Administration, at faculty meeting: “Let’s congratulate our new hire, as selected by the committee…”
Me (talking with each member on the committee): “Didn’t we agree this guy was the absolute worst possible choice?”
Committee member: “Yes, I don’t understand. Even the incompetent woman was still  better than this guy.” (each candidate said something similar)

Me (in e-mail to admin): “How is it that the faculty committee’s last choice got hired?”
Admin: “Because all the others were offered the job, and refused.”

Other candidate (in e-mail): “Did you fill the position? I never heard anything back?”
--two other candidates reviewed by the committee applied again, and claim they were never offered the position, either.

     The way to stop Education from controlling everything is for faculty to reclaim a power that administrators took: the ability to hire faculty. Instead of, time and again, administrators overruling faculty and inflicting questionable “teachers” on a department, faculty should have ultimate input over who they want to work with, and why. I’m no elitist, a candidate’s degree isn’t nearly as important to me as ability to teach and knowledge of subject matter, but loading up departments with people whose only qualification is subservience to administration is simply not a recipe for providing a good education to students. Perhaps this, too, needs to be explicit in accreditation, although there is a distinct need for emergency appointments from time to time.

“You’re working with idiots.”
--time and again I’ve had friends and family say this to me when I tell them what’s going on in higher education. Some doubt, but then I provide documentation from my colleagues and superiors (sic) showing what’s up.

      Education as a field has made inroads into math, chemistry, English, and many other subjects, watering down the curriculum in a blatant attempt to increase retention of their majors in those fields. What will happen when there are Engineering Education, Medicine Education, and, God forbid, Airline Pilot Education graduate degrees? Maybe there is a need for such specialist specializations, but allowing such degrees to serve as wildcards for actual subject matter does a grave disservice to students that want to legitimately know these subjects.

Official letter: “We’ve reviewed the original committee’s work, and unanimously agree that 120/50 is 2.35.”
--I can’t make this stuff up. The reviewers all had graduate degrees (granted, mostly Education related). The reality is administration ordered the committee on pain of termination not to find any error, but…damn, it really seems like someone should have spoken up.
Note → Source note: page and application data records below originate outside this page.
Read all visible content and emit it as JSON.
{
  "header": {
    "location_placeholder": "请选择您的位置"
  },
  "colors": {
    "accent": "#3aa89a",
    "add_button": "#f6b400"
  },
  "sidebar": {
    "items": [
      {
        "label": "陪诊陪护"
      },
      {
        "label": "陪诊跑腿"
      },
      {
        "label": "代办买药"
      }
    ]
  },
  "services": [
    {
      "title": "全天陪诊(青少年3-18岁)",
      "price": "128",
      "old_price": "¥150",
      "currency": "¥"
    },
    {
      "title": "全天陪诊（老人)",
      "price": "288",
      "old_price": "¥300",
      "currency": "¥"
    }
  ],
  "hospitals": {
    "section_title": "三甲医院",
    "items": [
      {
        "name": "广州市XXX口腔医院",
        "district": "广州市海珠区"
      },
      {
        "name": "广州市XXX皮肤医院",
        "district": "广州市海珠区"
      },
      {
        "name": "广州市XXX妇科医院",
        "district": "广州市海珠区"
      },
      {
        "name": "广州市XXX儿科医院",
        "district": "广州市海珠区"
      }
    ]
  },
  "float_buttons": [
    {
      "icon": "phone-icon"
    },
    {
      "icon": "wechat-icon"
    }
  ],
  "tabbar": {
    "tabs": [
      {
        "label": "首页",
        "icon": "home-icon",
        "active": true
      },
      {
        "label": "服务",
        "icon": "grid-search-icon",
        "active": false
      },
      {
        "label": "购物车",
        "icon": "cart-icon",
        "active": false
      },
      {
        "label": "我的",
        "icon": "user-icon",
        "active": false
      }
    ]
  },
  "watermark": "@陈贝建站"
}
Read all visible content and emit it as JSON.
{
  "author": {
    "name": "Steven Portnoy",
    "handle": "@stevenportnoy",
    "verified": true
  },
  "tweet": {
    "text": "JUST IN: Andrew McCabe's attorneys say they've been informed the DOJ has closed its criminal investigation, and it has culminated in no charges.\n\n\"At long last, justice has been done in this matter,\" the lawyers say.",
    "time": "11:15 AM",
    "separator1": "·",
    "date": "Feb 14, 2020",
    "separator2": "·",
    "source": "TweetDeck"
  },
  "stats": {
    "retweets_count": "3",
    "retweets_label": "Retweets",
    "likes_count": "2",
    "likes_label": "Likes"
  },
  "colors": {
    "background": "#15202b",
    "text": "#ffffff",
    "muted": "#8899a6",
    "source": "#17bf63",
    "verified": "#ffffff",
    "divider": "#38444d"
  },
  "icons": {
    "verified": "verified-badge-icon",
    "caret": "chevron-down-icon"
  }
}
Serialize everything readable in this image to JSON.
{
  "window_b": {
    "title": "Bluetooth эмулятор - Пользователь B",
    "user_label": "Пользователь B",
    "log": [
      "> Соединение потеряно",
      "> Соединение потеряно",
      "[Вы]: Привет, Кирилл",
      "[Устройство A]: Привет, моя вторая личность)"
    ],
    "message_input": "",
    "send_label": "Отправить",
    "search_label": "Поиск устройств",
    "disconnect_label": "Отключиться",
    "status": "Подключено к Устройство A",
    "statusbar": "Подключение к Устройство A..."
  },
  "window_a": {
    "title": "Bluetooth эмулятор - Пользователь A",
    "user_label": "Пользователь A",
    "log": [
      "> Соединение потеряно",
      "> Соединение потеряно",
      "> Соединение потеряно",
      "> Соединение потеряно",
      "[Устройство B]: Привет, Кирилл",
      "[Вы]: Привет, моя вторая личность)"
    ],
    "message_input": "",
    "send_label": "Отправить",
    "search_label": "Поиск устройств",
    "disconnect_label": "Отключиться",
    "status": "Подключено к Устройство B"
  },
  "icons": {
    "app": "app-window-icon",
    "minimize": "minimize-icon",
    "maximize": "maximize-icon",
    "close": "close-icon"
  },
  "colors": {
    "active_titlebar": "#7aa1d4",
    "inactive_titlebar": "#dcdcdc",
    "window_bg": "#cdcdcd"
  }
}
     It isn’t just that we’re screwing over people, inflicting hideous debt on them if they drop out without a degree…we’re also screwing over the folks with legitimate degrees, because there’s no way to tell if it’s a ‘real’ degree, or one given by Educationists. That needs to stop.


  1. 'Student: “What is the probability the population mean is in the 95% confidence interval?”
    Educationist, with ten years of experience teaching statistics: “95%”
    --wrong answer, by the way. I kept my mouth shut.'

    Technically he or she is correct -- just expressing a tautology. Might have been more precise to say "0.95," as probability can be anywhere between 0 and 1, but this is just pedantic quibbling.

  2. I concede it's a tricky question...the probability is actually 0 or 1. That's why it's called a "confidence" interval, as opposed to a "probability" interval. The technique works with 95% confidence, but whether it did or did not in any particular case is (typically) unknown.

  3. Nice blog and a good effort to alert the educationists.
    UK Ireland Student Visa